Paul Friederichsen is the founder of BrandBiz, a company that specializes in PR, media strategy and placement, sales incentives, training and mobile marketing as well as social media. Visit his website www.brandbizinc.com
The 7 Brand Busters
Everyone's heard about the "7 Deadly Sins": wrath, greed, sloth, pride, lust, envy, and gluttony. Is there a list for brands? I've come up with a list of 7 that I call the "7 Brand Busters." These will take down a brand pretty quickly by diminishing its reputation, weakening its market position or alienating its followers.
These can be hard to detect, they can grow, have a way of spreading and can be deadly to brands. During tough economic times, brands can be especially vulnerable, just as drought can make plants susceptible to pests.
What are the 7 Brand Busters? Here they are from lowest to highest. See if your brand can identify with any of these ...
7. Low price. There's always someone or something cheaper. Cutting pricing diminishes value perception and is a path to becoming just another commodity. Brands must have value to remain brands.
6. Betrayal. This can take many forms, from changing your formula, to cheapening your product, to supporting the wrong cause. Remember, you actually don't "own" the brand ... your customer does.
5. Being cheap. Many brands will launch with huge ad campaigns and, once on enough shelves, will settle into a maintenance strategy of promotions. This is common in packaged goods and works. However, most often, brands suffering from inadequate advertising support will be like the weakling in the herd and will be easy prey for a competitor.

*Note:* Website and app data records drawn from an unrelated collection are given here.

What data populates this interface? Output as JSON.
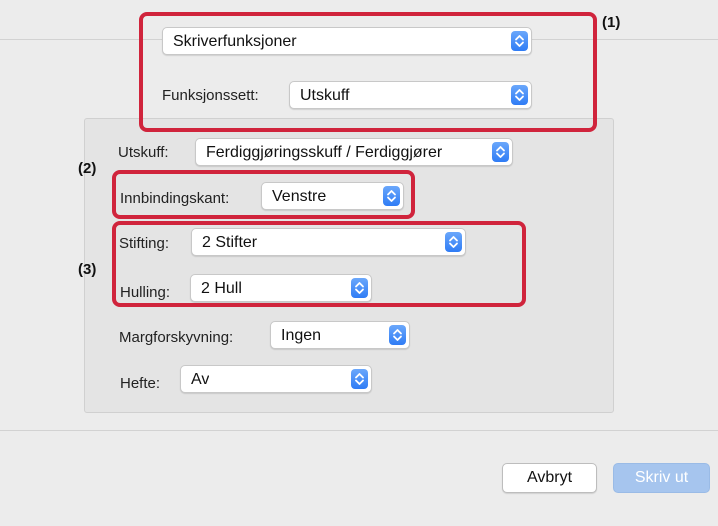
{
  "top_section": {
    "category_select": {
      "value": "Skriverfunksjoner"
    },
    "preset_label": "Funksjonssett:",
    "preset_select": {
      "value": "Utskuff"
    }
  },
  "finishing_panel": {
    "output_label": "Utskuff:",
    "output_select": {
      "value": "Ferdiggjøringsskuff / Ferdiggjører"
    },
    "binding_edge_label": "Innbindingskant:",
    "binding_edge_select": {
      "value": "Venstre"
    },
    "staple_label": "Stifting:",
    "staple_select": {
      "value": "2 Stifter"
    },
    "punch_label": "Hulling:",
    "punch_select": {
      "value": "2 Hull"
    },
    "margin_shift_label": "Margforskyvning:",
    "margin_shift_select": {
      "value": "Ingen"
    },
    "booklet_label": "Hefte:",
    "booklet_select": {
      "value": "Av"
    }
  },
  "callouts": {
    "one": "(1)",
    "two": "(2)",
    "three": "(3)"
  },
  "buttons": {
    "cancel": "Avbryt",
    "print": "Skriv ut"
  },
  "colors": {
    "highlight": "#d0243c",
    "accent": "#2f7cf5",
    "print_button": "#a6c5ee"
  }
}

You simply can't coast your way to greatness. Brands must have support.
4. Greed. Not all line extensions are bad; in fact they can help a brand evolve and grow. But sometimes brand managers get greedy, thinking that a strong brand can expand into an adjacent category and succeed. This can be a costly move if not carefully considered. Just visit any Big Lots!
3. Lack of continuity. Brand managers can have short attention spans, and grow tired of a campaign, a package design, or a logo long before its 'shelf life' has expired for the consumer. Depending on the category and purchase cycle, this can have a disorienting impact on consumers.
2. Broken promises. This can cover a celebrity endorser who's gone bad, product defects, lousy service records, or green washing. Brands carry an unspoken contract with the customer with certain expectations, most especially trust. Lose their trust and you lose their wallet. Witness the Lance Armstrong doping scandal and the loss of Nike and Budweiser as sponsors. Armstrong is suspected of breaking his promise to his fans, therefore sponsors can have guilt by association. It's bad for business.
1. Poor service. It's all about relationships and interactions. Apple strives for a Ritz-Carlton level of service in its 350 stores. Take Apple's acronym for service: A=Approach with a personalized warm welcome, P=Probe politely to understand a customer's needs, P=Present a solution the customer can take home today, L=Listen for and resolve issues, E=End with a fond farewell and invitation to return. On a recent visit, my wife and I did not experience this and were a bit dismayed. Given that I'm such an Apple brand advocate, we'll be back. You see, my experience with Apple's product quality, high value, and previous service made the difference. But were we new to Apple, I doubt it.
It's interesting that a brand can do the opposite and excel on any or all of these 'Brand Busters' and succeed to some degree in the marketplace.
Edited by Admin 10/19/2012